Money Follows The Person
Money Follows the Person is meant to allow patients access to care in home- and community-based settings, and viewed as helping provide quality care at a lower price.
Almost exactly two decades ago, we saw a huge push to move residents from nursing homes into home-based settings. But a funny thing happened once the number crunchers started doing the math. It soon became clear that such a shift would actually increase long-term care costs. Not surprisingly, the plan was given a quiet, decent burial
It's hard not to be struck by the number of transitions that are occurring all over the place this time of the year. My refrigerator is plastered with birth announcements, wedding invitations, high school and graduation party invites, baby shower registries, new jobs, guest lists and vendor lists.
The Department of Health and Human Services missed roughly half of its legal deadlines for implementing the Affordable Care Act, a new report from a right-leaning advocacy group asserts.
A program meant to transition nursing home residents out of institutional care and into their own communities is not meeting projected transfer rates, a national analysis finds.

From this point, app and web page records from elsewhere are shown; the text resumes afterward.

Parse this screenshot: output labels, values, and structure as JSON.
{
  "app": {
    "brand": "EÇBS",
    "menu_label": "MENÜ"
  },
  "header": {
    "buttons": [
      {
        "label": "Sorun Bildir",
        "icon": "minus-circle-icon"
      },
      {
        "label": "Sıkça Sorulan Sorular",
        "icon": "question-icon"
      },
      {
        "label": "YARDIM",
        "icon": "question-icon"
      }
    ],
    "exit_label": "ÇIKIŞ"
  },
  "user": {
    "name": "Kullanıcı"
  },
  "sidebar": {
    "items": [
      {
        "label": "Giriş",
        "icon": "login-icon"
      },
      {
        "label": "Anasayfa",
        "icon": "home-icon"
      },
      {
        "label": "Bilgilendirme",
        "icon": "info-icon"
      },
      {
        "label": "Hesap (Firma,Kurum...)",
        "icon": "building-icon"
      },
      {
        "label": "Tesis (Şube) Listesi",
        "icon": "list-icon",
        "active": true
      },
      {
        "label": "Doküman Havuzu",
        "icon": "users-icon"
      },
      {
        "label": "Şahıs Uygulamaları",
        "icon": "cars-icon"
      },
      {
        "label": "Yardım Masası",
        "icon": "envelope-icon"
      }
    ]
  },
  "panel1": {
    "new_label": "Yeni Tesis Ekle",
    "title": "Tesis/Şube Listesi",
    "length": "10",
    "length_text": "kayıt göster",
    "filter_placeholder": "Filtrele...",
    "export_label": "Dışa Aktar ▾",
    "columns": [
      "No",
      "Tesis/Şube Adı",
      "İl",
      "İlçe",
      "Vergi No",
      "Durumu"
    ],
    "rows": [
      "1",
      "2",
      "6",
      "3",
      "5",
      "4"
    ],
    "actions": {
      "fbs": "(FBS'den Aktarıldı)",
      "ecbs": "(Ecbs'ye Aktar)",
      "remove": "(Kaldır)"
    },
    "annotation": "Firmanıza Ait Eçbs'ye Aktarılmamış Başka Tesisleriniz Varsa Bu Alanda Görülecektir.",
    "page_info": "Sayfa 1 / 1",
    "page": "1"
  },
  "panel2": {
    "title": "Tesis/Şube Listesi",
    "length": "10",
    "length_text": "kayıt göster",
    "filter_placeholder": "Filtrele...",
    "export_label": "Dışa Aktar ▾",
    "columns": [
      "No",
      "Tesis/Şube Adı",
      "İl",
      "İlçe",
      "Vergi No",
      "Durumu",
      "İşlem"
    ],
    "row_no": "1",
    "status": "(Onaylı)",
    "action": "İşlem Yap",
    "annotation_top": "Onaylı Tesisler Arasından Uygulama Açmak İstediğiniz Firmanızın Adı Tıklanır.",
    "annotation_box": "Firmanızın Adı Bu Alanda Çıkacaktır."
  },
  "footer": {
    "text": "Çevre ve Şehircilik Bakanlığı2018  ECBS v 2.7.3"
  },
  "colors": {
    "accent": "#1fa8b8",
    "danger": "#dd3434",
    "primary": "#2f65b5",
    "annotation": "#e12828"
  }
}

Certified nursing assistants and home health aides will continue to be in huge demand, but a lack of training and low pay could mean a labor crisis for nursing facilities, home health agencies and even hospitals, according to a joint report from Kaiser Health News and The Washington Post.

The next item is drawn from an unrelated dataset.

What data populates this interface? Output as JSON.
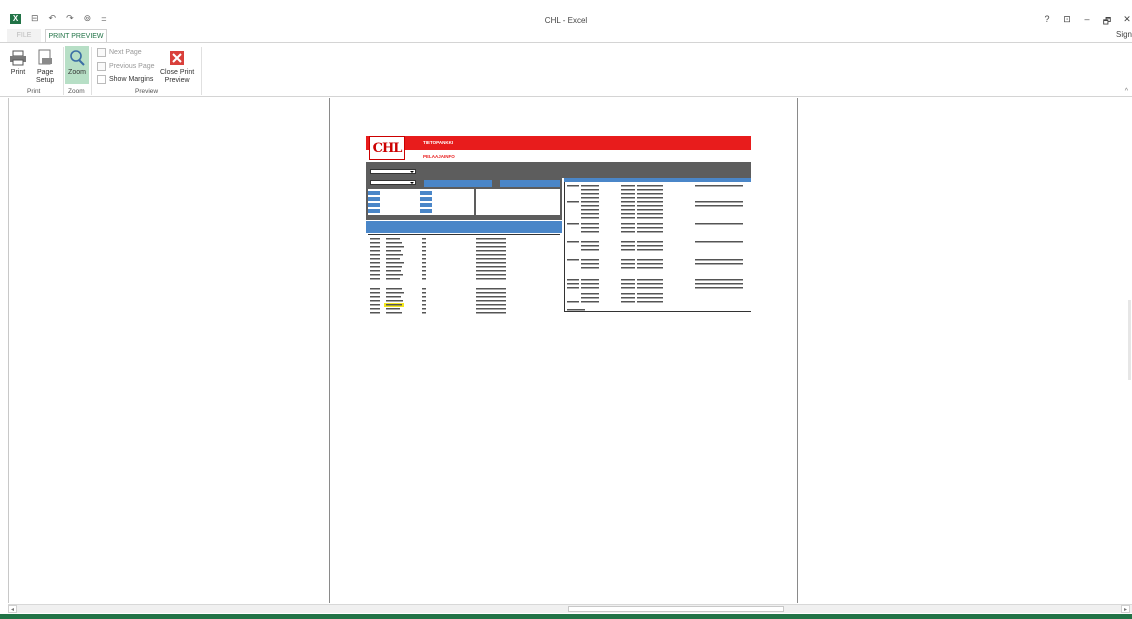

Health and Human Services Secretary Kathleen Sebelius announced Tuesday that the Affordable Care Act will provide additional funding to programs that help Medicaid beneficiaries move out of institutions—such as nursing homes—and into community set